You don’t need to be a pro to glean golf expertise from some of the top instructors in the sport.

There’s no golfer on planet Earth who doesn’t feel that his or her last round could have gone a little better. The encouraging word from David Leadbetter is that optimism is warranted: “The great thing about golf is that it’s the one game where you can continue to improve even as you get older.”

But in speaking to Leadbetter and four of the best golf instructors in the nation, one common theme emerged: It’s not easy taking your game from the practice range to the course.

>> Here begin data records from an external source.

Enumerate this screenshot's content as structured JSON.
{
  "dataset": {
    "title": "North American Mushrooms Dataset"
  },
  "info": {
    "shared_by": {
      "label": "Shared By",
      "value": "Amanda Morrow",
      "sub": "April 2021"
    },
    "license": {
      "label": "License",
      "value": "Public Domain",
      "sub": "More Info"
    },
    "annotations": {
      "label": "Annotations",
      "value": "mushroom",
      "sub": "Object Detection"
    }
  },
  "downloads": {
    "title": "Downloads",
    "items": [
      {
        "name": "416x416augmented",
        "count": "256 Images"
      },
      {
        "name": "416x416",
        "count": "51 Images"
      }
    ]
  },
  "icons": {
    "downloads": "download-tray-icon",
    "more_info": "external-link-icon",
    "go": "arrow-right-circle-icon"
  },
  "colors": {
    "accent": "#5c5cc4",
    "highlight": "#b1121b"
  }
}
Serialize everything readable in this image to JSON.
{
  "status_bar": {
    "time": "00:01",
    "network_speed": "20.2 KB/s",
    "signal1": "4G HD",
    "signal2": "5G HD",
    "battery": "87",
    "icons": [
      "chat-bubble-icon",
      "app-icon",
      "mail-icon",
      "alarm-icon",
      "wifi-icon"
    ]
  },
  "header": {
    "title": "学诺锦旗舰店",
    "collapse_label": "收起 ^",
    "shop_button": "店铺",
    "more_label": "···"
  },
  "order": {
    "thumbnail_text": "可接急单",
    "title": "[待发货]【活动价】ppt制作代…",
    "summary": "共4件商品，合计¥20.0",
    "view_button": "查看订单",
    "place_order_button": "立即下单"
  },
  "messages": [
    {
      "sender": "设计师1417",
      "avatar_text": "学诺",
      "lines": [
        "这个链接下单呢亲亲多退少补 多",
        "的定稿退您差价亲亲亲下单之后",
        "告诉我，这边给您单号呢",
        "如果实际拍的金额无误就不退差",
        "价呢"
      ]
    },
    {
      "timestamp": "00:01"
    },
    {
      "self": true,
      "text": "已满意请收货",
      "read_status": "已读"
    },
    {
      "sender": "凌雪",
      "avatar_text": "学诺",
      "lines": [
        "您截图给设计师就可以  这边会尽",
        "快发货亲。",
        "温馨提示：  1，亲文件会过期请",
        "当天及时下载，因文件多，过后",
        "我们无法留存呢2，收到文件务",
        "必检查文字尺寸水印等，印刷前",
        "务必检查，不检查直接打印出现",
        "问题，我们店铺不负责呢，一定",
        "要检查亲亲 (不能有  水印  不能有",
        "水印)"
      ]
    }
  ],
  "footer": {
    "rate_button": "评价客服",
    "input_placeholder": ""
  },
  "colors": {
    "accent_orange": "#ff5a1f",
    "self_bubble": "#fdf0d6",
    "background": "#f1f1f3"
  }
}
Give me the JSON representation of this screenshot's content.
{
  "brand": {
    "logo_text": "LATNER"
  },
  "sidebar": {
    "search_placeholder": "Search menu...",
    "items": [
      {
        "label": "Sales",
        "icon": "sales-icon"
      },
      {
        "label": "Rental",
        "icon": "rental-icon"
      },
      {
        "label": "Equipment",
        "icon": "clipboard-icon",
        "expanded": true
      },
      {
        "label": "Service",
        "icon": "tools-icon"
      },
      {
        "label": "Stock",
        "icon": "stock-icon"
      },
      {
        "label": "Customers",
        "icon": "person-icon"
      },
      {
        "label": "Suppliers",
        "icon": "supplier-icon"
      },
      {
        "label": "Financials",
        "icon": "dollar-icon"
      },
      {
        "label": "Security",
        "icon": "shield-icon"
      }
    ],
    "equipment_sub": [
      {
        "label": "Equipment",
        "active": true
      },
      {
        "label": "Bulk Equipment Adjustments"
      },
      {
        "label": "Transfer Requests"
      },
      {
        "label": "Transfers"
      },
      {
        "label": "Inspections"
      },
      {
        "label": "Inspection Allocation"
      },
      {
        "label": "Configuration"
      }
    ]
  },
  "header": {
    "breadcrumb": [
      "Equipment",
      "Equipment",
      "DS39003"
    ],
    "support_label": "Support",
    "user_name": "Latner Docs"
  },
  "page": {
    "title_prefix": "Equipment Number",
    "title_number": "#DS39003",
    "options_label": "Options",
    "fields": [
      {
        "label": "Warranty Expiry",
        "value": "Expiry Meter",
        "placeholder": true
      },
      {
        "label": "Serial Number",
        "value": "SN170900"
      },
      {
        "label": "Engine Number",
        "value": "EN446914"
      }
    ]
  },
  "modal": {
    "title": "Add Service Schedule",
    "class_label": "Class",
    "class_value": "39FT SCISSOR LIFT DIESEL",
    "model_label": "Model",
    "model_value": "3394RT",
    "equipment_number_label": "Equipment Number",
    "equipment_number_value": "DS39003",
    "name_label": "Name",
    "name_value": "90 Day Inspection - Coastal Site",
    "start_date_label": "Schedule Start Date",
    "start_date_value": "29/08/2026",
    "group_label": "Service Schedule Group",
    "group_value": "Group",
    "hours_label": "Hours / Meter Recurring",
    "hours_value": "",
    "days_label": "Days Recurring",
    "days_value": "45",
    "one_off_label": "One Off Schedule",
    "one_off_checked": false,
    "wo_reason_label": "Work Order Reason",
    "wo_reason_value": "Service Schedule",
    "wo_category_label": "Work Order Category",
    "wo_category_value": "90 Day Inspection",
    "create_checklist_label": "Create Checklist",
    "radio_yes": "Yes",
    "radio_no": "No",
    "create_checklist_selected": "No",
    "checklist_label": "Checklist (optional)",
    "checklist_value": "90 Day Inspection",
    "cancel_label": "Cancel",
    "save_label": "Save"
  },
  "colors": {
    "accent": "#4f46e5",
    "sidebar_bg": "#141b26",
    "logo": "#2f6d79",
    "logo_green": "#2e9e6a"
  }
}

“Actually, that’s the toughest thing,” says Leadbetter. “There’s so much technology available now to analyze a swing that it can become very complicated. I love learning about the swing — we use the TrackMan system, which is basically an MRI of what the golf ball does. But I still want to keep it simple so a player can understand where they’re heading.
Leadbetter (left) helps a golfer with his swing.

“We try to give students a blueprint for their golf games, until they become their own best instructors,” he says.

There are 24 David Leadbetter Golf Academy locations worldwide, and the namesake tries to visit each annually.

The newest opened last May at the Crystal Springs Resort in New Jersey, where Leadbetter will do a private 9-to-5 one-on-one for $10,000 ($15,000 for two; $20,000 for four).

Because despite professional clients like Michelle Wie, Trevor Immelman, Ian Poulter, Suzann Pettersen, and Nick Price, Leadbetter still gets a charge out of helping higher handicappers.

“It’s a challenge, and as a teacher you love a challenge. We claim we can help everyone, and 99 percent of the time that’s true.”

Leadbetter doesn’t hesitate when asked for a basic tip: “Good golf begins with a good grip. Without a shadow of a doubt, the biggest fault in golf involves too much tension in the grip. And most golfers put the club too much in the palm of their hands, rather than more in the fingers.”